WHAT THE TASK REQUIRES:
Could you return every record below word for word, leaving out the pictures?

Start of DATA UNDER STUDY

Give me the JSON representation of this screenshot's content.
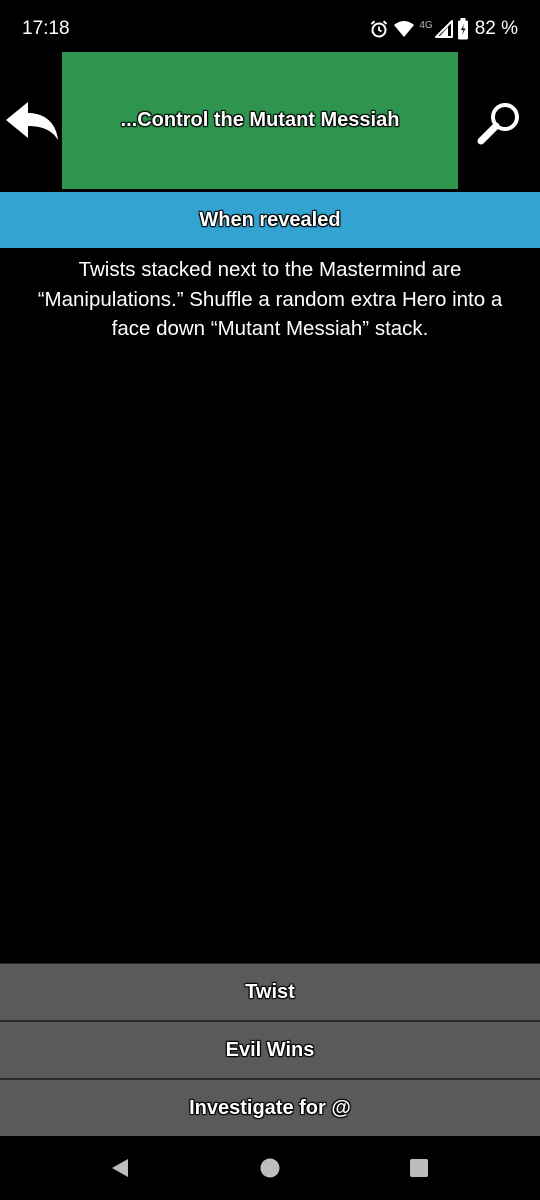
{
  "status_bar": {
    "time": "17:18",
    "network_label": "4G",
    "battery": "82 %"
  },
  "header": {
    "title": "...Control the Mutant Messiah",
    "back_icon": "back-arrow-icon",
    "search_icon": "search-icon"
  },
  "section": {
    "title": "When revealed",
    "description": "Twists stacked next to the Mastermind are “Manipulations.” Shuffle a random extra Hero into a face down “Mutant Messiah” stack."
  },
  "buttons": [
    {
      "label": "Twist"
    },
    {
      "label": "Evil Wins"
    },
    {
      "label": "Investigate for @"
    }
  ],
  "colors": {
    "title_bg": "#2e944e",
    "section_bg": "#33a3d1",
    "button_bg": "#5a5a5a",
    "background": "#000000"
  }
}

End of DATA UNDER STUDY

EXERCISE OUTPUT:
Give me the JSON representation of this screenshot's content.
{
  "status_bar": {
    "time": "17:18",
    "network_label": "4G",
    "battery": "82 %"
  },
  "header": {
    "title": "...Control the Mutant Messiah",
    "back_icon": "back-arrow-icon",
    "search_icon": "search-icon"
  },
  "section": {
    "title": "When revealed",
    "description": "Twists stacked next to the Mastermind are “Manipulations.” Shuffle a random extra Hero into a face down “Mutant Messiah” stack."
  },
  "buttons": [
    {
      "label": "Twist"
    },
    {
      "label": "Evil Wins"
    },
    {
      "label": "Investigate for @"
    }
  ],
  "colors": {
    "title_bg": "#2e944e",
    "section_bg": "#33a3d1",
    "button_bg": "#5a5a5a",
    "background": "#000000"
  }
}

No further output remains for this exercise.